nternally dubbed "Project Link," the plan calls for a collection of 20 restaurants and bars to be built along a winding corridor between the firm's O'Sheas and Flamingo casinos, on the east side of the Strip.
With a mix of "eclectic" and "mostly casual" restaurants and bars opening to the street, it's an attempt to create the kind of entertainment district that has developed organically in cities such as Los Angeles, Memphis and New Orleans yet is lacking on the Strip, with its enclosed, casino-centric zones.
The company declined to discuss the project's cost. To fine-tune the idea, Greg Miller, Harrah's senior VP of resort development, spent months studying pedestrian environments across the country, analyzing Strip traffic patterns and surveying customers. “Another casino didn't make a lot of sense," said Miller, who developed theme parks for Universal Studios before joining Harrah's five years ago. "It's tough to make that math work."
The Project Link strategy is perhaps fitting for a company that's known more for the marketing prowess of its techno-geeks than its resort building. It also appears prescient in this era of fiscal conservatism, with investors soured on the Strip's building boom.
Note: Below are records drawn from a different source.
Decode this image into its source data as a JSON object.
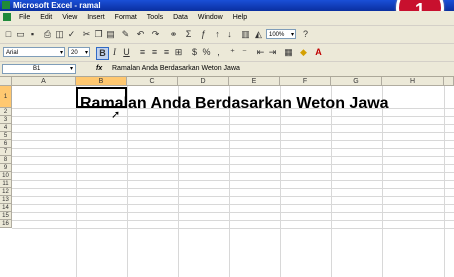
{
  "window": {
    "title": "Microsoft Excel - ramal"
  },
  "badge": {
    "label": "1"
  },
  "menu": [
    "File",
    "Edit",
    "View",
    "Insert",
    "Format",
    "Tools",
    "Data",
    "Window",
    "Help"
  ],
  "formatting": {
    "font_name": "Arial",
    "font_size": "20",
    "zoom": "100%"
  },
  "formula_bar": {
    "name_box": "B1",
    "fx_label": "fx",
    "content": "Ramalan Anda Berdasarkan Weton Jawa"
  },
  "sheet": {
    "columns": [
      "A",
      "B",
      "C",
      "D",
      "E",
      "F",
      "G",
      "H"
    ],
    "active_column": "B",
    "rows": [
      "1",
      "2",
      "3",
      "4",
      "5",
      "6",
      "7",
      "8",
      "9",
      "10",
      "11",
      "12",
      "13",
      "14",
      "15",
      "16"
    ],
    "cell_B1": "Ramalan Anda Berdasarkan Weton Jawa"
  },
  "colors": {
    "titlebar": "#0a2fa0",
    "badge": "#c8102e",
    "toolbar": "#ece9d8",
    "active_header": "#ffc870"
  }
}
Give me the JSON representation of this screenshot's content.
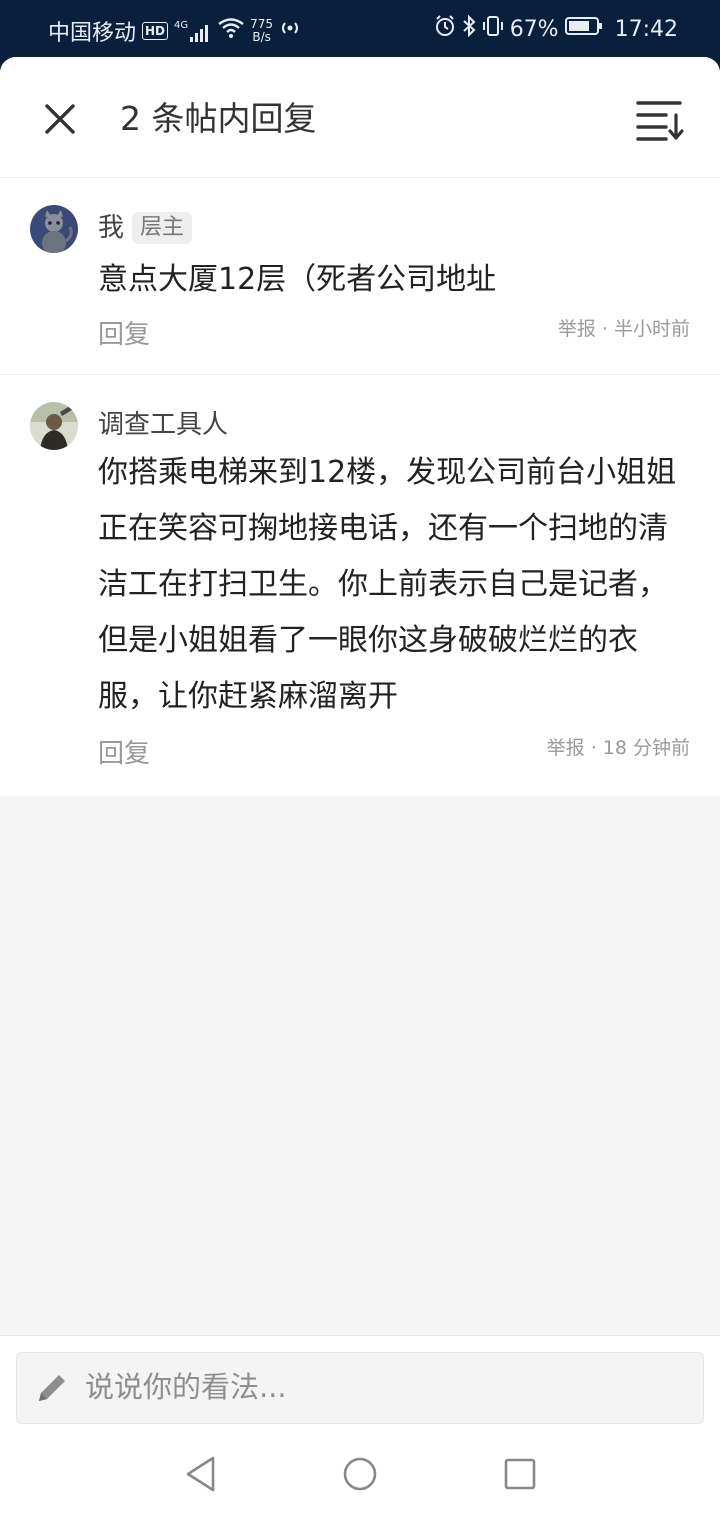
{
  "status_bar": {
    "carrier": "中国移动",
    "hd": "HD",
    "network": "4G",
    "speed_value": "775",
    "speed_unit": "B/s",
    "battery": "67%",
    "time": "17:42"
  },
  "header": {
    "title": "2 条帖内回复",
    "close_icon": "close-icon",
    "sort_icon": "sort-icon"
  },
  "replies": [
    {
      "author": "我",
      "badge": "层主",
      "content": "意点大厦12层（死者公司地址",
      "reply_label": "回复",
      "report_label": "举报",
      "time": "半小时前"
    },
    {
      "author": "调查工具人",
      "content": "你搭乘电梯来到12楼，发现公司前台小姐姐正在笑容可掬地接电话，还有一个扫地的清洁工在打扫卫生。你上前表示自己是记者，但是小姐姐看了一眼你这身破破烂烂的衣服，让你赶紧麻溜离开",
      "reply_label": "回复",
      "report_label": "举报",
      "time": "18 分钟前"
    }
  ],
  "comment_input": {
    "placeholder": "说说你的看法..."
  },
  "meta_separator": " · ",
  "colors": {
    "status_bar_bg": "#0a1f3c",
    "sheet_bg": "#f5f5f5",
    "text_primary": "#222222",
    "text_secondary": "#999999"
  }
}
Construction costs are high in Las Vegas, home of some of the world's largest and most complex structures. Harrah's executives, who assembled thousands of designs for future Las Vegas resorts before settling on Project Link, recognized that those costs could support only a high-end casino resort, which can command higher profit margins from marked-up amenities than a mid-market or low-budget hotel. Opening a new Harrah's resort would have potentially cannibalized business from Caesars Palace, the company's flagship.
Project Link would allow the company's money-making casinos on each side to continue operating as it builds the pedestrian corridor of multi-story, tenant-occupied buildings stretching back at least a block to the monorail line behind the properties.
At the end of the 1,000-foot pedestrian walkway, Harrah's wants to build a giant Ferris wheel similar to the London Eye and the Singapore Flyer. The wheel would tower about 600 feet, offering sweeping views, plush interiors and a slow ride.
Analysts said the concept makes sense — especially for a heavily indebted company that does not have experience building major resorts and caters primarily to middle-income Americans. "The idea of building big resorts is dead — for now," said Dennis Forst, a stock analyst with KeyBanc Capital Markets.
Jeff Voyles, an associate professor of casino management at UNLV and a partner with Globalysis, a gaming consulting company, said Las Vegas has long needed a Strip-fronting dining district like the one Harrah's is proposing, but gaming companies have been reluctant to invest in untried concepts. "This is a copycat industry. It took the Forum Shops for others to build malls and Sheldon Adelson for others to build major convention space," he said.
Struggling under more than us$ 20 billion in debt taken on when private equity firms Apollo Management and Texas Pacific Group acquired Harrah's in January 2008, the company has urged bondholders to swap their notes for new ones worth less money and with extended maturity dates, buying the company more time to survive the recession.
It may be a couple of years before Harrah's can finance even a relatively inexpensive project — unless the company finds equity partners, said Dennis Farrell, a bond analyst with Wells Fargo Securities. Even so, the attempt to capture pedestrian traffic that might otherwise walk on by is a wise move in light of this year's arrival of MGM Mirage's CityCenter, which is expected to take business from other properties and may create a new focal point for the Strip, he said.
The company has delayed the opening of its Octavius tower at Caesars Palace, with more than 600 rooms, until the economy, and hotel demand, improves.
Harrah's is still moving ahead with a previously planned expansion at Caesars Palace, including a 110,000 square-foot addition to its convention center, luxury pool-facing villas and an expanded Garden of the Gods pool area that will open this month and next.
Industry watchers widely speculated that Harrah's growth and expansion plans would slow under private ownership.
After private equity firms acquired Harrah's, the company maintained that bottom-line-oriented owners wouldn't dictate the company's development plans. Miller said the implosion-free strategy, along with plans for Project Link, were under way before Apollo and TPG entered the picture.
Miller's development team, which meets weekly to hash out ideas and fine-tune designs, spent years on several designs that ended up on the scrap heap. Among their ideas were a high-tech resort featuring interactive video walls, handheld concierge devices and spaceship-like pods to transport guests between floors, and a mega-resort anchored by an indoor-outdoor water park.
The whimsical designs, a departure from the sleek, themeless skyscrapers now taking shape on the Strip, excited Harrah's executives but would not have made much money, they concluded after an exhaustive cost analysis. Voyles, the casino management professor, said a future without implosions isn't a bad thing for Las Vegas.